just being reading an article about RIAA and the likes, a company called MEDIA DEFENDER are actually flooding kazaa with fake files either blank or with copywrite messages. here is an extract of the article...
also it looks as tho they are winning against kazaa n morpheus because the majority of users are only downloading and are not sharing!!!!Aside from the threats of lawsuits from the music industry, groups such as MediaDefender have begun flooding Kazaa and Gnutella with "spoofed" files, which claim to be songs but turn out to be blank or filled with anti-piracy messages.
but heres some food for thought....Users of Kazaa and Gnutella also are stymied by others in the network who choose not to share the files in their collection. A study done by the Xerox Palo Alto Research Center in August 2000 concluded that 70 percent of Gnutella users engaged only in downloading, providing no files of their own for their peers on the network.
They are the country clubs of the file-sharing world, exclusive Internet networks that require knowing the right people and having a wealth of content on your hard disk to get into the clique.These private file-swapping networks have surfaced just as the music industry has been granted dozens of subpoenas seeking the names of those who trade copyrighted material on popular services such as Kazaa, Imesh, and Gnutella.The private networks are open to smaller groups of perhaps 20 to 30 people who liberally share music, television shows, movies and computer programs. Members of such networks believe they can avoid legal consequences because their identities and actions are masked with the same technology used to protect online credit card transactions.but how safe are they i hear u ask......."You've got the right set of early adopters, people that are involved in the community who are evangelizing it," said Travis Kalanick, whose MP3 search engine Scour was sued and shut down by the music industry. "It's going to be there if and when there is a mass exodus from networks like Kazaa and Gnutella."

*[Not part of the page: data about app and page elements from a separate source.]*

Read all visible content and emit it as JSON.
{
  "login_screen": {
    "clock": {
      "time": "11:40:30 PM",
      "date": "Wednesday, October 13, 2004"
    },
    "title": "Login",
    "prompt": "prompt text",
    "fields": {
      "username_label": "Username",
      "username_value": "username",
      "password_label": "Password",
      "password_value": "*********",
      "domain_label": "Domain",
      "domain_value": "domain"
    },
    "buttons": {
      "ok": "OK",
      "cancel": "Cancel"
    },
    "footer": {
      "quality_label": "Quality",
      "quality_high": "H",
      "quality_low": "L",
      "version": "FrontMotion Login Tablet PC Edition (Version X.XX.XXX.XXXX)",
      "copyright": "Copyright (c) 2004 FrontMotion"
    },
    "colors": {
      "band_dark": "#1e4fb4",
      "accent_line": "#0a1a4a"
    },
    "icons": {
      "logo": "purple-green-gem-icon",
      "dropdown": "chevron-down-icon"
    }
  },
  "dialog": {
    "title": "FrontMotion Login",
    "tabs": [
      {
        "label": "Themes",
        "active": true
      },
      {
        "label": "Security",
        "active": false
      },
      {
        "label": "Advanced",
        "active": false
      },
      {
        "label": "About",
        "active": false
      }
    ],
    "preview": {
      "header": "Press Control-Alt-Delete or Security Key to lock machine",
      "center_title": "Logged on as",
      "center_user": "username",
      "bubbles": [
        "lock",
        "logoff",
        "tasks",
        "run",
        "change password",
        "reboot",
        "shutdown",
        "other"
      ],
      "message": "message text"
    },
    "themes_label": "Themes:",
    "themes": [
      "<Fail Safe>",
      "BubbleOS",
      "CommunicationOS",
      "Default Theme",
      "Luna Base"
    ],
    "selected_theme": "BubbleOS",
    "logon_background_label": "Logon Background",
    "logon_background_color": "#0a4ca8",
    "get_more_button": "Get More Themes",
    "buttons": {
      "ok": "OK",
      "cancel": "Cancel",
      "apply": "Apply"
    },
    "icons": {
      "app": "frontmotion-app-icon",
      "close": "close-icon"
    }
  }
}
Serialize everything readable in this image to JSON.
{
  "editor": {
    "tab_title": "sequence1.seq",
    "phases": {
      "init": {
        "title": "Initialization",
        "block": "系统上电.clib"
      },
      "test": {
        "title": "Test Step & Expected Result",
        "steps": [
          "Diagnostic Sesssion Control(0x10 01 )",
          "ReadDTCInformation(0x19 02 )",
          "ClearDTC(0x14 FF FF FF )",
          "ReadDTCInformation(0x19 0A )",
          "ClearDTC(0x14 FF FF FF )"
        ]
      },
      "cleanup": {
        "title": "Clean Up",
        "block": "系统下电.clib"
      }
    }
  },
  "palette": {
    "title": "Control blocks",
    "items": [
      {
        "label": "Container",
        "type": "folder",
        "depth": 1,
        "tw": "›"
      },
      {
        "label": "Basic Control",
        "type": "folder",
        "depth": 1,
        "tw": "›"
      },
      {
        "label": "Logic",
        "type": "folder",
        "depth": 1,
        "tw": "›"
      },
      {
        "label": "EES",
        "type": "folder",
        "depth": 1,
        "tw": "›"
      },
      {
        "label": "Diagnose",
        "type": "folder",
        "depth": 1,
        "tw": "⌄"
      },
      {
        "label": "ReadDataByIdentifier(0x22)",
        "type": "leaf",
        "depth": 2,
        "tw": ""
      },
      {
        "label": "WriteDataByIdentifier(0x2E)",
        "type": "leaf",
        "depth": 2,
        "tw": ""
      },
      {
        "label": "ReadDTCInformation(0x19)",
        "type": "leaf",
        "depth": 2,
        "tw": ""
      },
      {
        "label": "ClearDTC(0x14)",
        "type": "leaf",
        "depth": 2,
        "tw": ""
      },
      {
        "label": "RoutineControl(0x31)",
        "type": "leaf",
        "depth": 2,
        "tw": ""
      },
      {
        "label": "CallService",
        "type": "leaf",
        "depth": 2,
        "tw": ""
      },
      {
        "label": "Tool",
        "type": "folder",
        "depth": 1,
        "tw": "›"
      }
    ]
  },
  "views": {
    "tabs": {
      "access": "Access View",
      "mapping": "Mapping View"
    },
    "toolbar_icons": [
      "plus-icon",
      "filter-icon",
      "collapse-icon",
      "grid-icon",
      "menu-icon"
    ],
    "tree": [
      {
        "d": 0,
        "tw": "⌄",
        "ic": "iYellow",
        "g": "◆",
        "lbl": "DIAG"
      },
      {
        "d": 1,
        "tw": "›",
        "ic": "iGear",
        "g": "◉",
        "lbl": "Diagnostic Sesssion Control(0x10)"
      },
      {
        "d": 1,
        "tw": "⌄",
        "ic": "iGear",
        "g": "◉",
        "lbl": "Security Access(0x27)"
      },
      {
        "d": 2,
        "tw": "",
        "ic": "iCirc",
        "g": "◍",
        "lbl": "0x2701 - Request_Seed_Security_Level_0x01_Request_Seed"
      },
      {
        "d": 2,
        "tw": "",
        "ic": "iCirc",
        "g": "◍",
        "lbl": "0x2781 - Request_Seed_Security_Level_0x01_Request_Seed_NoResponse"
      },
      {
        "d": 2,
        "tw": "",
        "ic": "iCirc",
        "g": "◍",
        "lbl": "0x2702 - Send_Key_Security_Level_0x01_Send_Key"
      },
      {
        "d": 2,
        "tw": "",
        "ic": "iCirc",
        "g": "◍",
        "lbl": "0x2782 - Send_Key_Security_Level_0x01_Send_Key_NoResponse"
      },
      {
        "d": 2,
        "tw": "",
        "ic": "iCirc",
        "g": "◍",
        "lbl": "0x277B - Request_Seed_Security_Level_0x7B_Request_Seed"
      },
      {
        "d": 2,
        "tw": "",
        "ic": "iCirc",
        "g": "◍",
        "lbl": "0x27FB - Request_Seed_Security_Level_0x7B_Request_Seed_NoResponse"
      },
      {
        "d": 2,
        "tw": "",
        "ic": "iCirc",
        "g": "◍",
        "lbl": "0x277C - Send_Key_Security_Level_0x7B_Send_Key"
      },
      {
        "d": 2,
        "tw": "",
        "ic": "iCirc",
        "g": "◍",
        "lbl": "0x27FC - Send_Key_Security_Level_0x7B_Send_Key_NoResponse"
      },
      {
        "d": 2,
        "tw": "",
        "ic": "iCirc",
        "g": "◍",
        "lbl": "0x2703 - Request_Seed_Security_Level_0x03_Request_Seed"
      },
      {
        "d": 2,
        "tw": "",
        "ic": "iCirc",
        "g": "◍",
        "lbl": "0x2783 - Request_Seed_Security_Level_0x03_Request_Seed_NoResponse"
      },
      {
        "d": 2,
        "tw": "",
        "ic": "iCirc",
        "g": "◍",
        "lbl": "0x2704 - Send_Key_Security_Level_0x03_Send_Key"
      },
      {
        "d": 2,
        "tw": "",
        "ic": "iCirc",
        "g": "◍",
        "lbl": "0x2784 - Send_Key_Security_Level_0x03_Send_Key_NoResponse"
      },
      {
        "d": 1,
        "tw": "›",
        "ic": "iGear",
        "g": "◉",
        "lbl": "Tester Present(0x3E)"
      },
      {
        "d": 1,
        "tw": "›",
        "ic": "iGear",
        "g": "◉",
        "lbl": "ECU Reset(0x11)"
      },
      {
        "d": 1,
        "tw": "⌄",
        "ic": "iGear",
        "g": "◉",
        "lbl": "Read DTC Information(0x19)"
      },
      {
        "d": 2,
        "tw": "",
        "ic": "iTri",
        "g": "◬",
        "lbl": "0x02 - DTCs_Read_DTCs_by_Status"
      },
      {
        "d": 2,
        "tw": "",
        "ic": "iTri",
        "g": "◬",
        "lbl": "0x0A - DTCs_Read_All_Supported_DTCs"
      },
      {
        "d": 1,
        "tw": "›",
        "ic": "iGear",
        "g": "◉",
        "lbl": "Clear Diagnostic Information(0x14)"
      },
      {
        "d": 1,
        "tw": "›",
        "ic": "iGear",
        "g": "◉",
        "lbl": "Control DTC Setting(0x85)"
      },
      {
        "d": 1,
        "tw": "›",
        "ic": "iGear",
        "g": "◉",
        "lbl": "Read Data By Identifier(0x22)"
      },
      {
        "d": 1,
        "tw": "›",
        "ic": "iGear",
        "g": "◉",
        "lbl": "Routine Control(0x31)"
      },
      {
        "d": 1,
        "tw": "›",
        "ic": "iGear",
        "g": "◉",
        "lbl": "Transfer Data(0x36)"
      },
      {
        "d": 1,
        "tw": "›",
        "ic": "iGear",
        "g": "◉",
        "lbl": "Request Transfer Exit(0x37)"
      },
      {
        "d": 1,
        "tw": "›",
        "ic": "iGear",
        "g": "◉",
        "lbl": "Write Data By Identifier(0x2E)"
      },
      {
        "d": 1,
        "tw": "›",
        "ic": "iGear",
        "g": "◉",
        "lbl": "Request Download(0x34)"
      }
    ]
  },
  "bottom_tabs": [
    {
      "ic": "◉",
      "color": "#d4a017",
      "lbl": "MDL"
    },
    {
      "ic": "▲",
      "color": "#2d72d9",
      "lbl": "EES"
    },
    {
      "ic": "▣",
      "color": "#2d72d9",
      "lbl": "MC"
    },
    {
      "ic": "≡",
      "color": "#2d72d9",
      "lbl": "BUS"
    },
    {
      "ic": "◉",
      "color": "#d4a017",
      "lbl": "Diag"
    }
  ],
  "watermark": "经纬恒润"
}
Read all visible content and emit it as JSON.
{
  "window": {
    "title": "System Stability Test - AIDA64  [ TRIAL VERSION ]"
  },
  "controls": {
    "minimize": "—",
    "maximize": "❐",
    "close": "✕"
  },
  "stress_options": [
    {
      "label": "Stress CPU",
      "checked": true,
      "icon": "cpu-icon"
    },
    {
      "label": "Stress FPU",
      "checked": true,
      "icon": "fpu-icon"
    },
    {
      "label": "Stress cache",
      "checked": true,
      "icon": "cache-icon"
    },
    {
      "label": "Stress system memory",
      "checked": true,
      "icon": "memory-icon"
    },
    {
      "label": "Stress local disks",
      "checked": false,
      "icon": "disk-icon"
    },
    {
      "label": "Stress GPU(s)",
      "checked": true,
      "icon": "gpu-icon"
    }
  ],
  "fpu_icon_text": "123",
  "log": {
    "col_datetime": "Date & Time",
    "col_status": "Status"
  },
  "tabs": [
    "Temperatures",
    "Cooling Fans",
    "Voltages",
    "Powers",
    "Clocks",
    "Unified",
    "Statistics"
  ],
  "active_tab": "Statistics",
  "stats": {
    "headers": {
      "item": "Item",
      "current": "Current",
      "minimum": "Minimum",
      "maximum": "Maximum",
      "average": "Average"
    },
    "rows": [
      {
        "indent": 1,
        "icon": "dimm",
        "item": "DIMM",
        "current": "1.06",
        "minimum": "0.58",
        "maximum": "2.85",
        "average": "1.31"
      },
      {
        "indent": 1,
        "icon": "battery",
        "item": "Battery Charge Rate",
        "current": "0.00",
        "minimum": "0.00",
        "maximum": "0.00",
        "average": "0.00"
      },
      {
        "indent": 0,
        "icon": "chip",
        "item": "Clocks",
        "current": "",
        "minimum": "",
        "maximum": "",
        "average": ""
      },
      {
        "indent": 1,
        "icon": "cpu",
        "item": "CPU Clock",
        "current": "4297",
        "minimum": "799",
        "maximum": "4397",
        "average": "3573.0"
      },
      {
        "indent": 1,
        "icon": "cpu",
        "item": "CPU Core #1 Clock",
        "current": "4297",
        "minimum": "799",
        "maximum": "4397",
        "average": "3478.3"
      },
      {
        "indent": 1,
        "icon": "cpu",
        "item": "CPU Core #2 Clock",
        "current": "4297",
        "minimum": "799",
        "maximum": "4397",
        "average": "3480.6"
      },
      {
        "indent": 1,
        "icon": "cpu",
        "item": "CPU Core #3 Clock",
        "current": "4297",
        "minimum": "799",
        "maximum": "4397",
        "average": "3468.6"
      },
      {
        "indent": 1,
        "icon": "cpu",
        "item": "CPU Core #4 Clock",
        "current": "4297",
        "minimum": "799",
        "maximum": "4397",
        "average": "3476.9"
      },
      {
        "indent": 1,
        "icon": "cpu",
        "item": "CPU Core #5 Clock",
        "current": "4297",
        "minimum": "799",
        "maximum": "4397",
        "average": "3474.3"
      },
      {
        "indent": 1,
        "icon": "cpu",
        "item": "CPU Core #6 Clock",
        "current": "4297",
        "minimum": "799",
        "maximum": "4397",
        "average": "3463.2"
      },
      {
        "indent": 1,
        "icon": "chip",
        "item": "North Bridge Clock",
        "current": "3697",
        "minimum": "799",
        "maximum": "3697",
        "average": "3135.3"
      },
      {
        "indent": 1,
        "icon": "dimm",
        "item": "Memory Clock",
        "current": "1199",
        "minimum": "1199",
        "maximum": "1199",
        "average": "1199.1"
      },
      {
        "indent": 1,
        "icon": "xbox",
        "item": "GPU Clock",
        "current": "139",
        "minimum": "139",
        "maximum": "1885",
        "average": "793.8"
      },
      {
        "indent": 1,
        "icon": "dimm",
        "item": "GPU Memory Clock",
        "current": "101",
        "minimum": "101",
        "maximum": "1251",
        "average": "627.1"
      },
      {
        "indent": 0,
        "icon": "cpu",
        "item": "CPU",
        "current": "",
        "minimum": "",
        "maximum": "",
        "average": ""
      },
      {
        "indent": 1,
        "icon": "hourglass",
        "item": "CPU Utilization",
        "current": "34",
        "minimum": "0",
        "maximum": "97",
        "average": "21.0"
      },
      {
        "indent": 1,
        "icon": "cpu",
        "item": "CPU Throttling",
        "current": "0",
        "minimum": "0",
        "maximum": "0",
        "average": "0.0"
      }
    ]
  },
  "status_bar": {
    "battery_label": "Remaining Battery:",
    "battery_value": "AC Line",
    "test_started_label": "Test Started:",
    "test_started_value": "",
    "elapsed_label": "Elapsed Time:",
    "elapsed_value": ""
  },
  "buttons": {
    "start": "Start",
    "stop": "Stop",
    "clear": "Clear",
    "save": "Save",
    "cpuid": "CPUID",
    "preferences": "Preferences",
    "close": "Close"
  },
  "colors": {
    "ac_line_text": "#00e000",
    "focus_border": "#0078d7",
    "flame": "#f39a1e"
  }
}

the battle continues......Kalanick and others say the private networks are the future of online music swapping. Not if the music industry can help it, said Jonathan Lamy, a spokesman for the Recording Industry Association of America (RIAA). While he would not reveal specifics of which services would be targeted, Lamy offered a warning for private network users. "If users think that any particular service guarantees their anonymity, they're wrong," he said. "There are ways to determine a user's identity." But Jim Lowrey, an expert in network encryption, said it would be difficult for outsiders to break through the encryption to see who is using the private sharing services. "You'll know they're talking, but you won't know what they're saying. It's quite impossible to crack the algorithms," said Lowrey, whose company, Endeavors Technology, is designing a file-sharing system for corporate clients.